If I could just reach my (the) nightstand, maybe I could read until 5, wake up and do shots of coffee until I was awake enough to deal with Scarlett and the re-signing of her contract. My arm was halfway to the book when Iker sat up with a groan and rubbed at his eyes.
“You’re still up?”
I took my arm back and rolled back over to look at him. I sat up and pulled the covers to my chin. “Yeah. Couldn’t sleep.”
“Mm.” His voice was sleep-rough and quiet and I buried my head in his chest. “You need sleep. Thought you had to be up early.”
“I do, but I can’t sleep and there’s almost no point now. I was just going to read instead.”
“Don’t read,” he whined and his fingers played with my hair. “Just stay here with me.”
“Fine,” I sighed as if it was taking a lot out of me. He smiled faintly. “But you’re going to have to do your fair share of entertaining if you’re not going to let me go downstairs to read.”
“Entertainment, hm?” But he didn’t move and he stayed quiet after that and I could tell he meant a far more innocent kind of entertainment despite his teasing. Finally, “In the past…” He hesitated and I could tell it was important. “In the past, it’s just turned cheap, you know? That’s how I hurt people. I make them cheap. I make them mine. I possess them and I destroy them. The minute I touch them, they’re gone.”
It was mostly dark in the room, only a dull light creeping in from the half-open window, casting shadows over his cheekbones. Gaunt and hallow, his face was pale; his eyes were dark, and I could tell this was the fear that was eating him alive.
“I don’t think that’s true, Iker. You make me happier. I’m yours, see? I’m yours and you’re not ruining me.”
He sighed, just a little breath at my ear, and I could tell I had won. “You’re the exception and that’s what makes it so terrifying.”
“And why is it terrifying to have an exception?”
“I guess because I love you.”
We were both quiet for a long time after that and his fingers were cold at my back and his cheek was warm next to mine. I ran my finger up to his hair to flatten down the pieces sticking up, only half of his head this time, and I didn’t know what to say. I mean, I knew, but it wasn’t registering in my mind to actually say it.
“You love me,” I echoed because the words were so heavy on my ears and my heart was racing and my hand had clamped down on his arm. The sheets still felt unwashed and clung to my legs. I twisted around to sit up completely, lean against him that way, and my feet were tangled in the sheets again. I thought maybe that was my favorite thing about being at Iker’s house: the sheets tangling around my legs, hooking me there, anchoring me there, telling me, ‘Don’t you ever leave.’
“Not fair,” he said softly, a little nervously, “You said you’d say it back.”
“I said you would have to wait and see.” There was a long pause and he watched me the whole time, his eyes never narrowing, never doubting. “You already know I love you too.”

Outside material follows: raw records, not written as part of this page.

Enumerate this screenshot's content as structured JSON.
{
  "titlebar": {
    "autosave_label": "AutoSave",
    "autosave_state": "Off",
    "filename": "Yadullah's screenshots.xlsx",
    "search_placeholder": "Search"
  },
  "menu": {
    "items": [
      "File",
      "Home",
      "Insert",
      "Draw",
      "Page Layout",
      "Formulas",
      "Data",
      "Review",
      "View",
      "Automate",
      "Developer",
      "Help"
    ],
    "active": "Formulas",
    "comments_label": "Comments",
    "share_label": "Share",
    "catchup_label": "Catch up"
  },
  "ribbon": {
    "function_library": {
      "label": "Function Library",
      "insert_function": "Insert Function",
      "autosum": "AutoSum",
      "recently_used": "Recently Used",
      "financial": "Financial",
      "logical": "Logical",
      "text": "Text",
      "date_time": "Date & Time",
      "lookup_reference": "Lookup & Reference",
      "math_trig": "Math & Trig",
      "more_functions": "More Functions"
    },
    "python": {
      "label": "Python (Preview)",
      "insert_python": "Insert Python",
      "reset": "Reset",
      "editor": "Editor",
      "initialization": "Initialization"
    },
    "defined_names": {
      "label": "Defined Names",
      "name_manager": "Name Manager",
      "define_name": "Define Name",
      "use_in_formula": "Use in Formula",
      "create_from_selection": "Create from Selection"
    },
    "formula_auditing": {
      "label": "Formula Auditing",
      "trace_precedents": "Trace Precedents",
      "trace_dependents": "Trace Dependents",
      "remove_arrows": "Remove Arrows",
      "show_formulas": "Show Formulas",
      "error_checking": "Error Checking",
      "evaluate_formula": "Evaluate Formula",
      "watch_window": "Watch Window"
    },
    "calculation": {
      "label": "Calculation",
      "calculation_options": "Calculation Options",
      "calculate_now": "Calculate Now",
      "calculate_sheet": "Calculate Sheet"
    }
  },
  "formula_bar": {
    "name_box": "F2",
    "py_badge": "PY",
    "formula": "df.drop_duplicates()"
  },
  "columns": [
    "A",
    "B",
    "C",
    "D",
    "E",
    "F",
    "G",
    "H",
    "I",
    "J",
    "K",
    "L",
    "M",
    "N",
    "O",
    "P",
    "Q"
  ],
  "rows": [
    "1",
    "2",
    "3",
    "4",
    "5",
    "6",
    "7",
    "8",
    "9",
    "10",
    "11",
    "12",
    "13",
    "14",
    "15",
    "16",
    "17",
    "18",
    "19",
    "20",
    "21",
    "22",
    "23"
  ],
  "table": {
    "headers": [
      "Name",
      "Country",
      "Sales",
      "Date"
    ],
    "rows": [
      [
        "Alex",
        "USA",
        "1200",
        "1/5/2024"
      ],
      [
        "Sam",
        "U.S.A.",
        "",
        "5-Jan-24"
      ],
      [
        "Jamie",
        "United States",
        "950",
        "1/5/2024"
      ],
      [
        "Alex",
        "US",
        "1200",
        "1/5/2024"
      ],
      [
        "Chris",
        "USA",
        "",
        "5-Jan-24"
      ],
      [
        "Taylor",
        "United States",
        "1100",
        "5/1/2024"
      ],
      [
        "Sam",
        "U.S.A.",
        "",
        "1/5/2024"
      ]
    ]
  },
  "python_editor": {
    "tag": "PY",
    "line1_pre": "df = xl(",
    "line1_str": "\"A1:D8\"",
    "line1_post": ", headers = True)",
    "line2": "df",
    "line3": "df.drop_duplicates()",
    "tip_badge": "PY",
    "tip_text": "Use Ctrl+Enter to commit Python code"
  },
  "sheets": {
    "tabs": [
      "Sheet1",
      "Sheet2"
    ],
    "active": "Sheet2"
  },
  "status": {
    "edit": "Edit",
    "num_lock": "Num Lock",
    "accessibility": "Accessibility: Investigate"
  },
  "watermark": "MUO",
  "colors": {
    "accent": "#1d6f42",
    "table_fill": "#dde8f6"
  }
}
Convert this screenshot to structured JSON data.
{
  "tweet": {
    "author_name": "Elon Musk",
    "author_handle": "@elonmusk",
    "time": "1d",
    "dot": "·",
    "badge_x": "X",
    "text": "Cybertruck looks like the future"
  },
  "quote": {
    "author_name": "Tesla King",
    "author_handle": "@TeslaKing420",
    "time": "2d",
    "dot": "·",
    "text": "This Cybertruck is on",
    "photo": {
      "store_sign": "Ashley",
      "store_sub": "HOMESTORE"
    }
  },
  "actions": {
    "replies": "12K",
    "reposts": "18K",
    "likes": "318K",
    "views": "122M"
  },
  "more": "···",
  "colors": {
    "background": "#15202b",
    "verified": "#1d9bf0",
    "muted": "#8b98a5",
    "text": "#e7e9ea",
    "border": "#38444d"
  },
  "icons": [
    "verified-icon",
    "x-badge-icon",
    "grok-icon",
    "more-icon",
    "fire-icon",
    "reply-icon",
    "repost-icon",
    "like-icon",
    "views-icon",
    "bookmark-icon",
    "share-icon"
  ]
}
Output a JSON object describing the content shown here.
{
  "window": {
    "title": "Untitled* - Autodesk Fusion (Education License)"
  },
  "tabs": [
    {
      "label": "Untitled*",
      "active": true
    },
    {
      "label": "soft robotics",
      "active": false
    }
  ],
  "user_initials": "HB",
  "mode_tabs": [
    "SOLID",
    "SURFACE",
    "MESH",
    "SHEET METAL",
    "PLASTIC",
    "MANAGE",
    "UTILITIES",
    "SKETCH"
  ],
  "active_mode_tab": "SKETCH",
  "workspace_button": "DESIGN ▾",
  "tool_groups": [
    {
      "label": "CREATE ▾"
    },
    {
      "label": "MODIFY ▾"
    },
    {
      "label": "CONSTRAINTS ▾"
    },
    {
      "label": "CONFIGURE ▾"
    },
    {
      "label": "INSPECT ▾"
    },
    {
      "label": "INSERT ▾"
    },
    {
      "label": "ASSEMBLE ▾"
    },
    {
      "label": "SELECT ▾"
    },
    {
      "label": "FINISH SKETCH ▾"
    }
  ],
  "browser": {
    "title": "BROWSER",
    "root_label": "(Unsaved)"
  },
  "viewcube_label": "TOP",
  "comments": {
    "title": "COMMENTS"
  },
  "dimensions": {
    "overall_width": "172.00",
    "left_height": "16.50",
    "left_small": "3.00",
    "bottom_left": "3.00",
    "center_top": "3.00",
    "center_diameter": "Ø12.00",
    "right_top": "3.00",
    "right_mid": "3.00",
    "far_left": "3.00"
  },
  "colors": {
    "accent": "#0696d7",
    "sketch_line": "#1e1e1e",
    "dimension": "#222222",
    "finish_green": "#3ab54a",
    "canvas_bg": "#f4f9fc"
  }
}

“Knowing is different from hearing.” His cheeks were tinged pink again and I let my head rest on his chest. He went back to playing with my hair and it felt like nothing had changed. “You know, I told you once before. Or.. More than once. I said it when you were sleeping all the time. I waited for you to fall asleep and I tried out the words and they’re much better when you can hear them.”
“I love you like you’re the last dream I’ll ever allow myself to have,” I murmured, remembering his words from so many nights ago. “I know, Iker. I heard every bit.”
“I— what?” He cut off, confused and angry, pulling away from me and sitting up completely, not even leaning against his pillow anymore. “You heard all those times?” Slowly, the anger began to fade and only the confusion was left, the bare traces of ‘I could have done it sooner?’
“And you never said anything.”
“Well. Neither did you.”
He sighed like maybe I had a point. “Nothing that counted anyway.”
I looked him in the eye very seriously, said, “Everything counted.”
His hand tightened around mine and mine around his, and neither of us had any intention of letting go.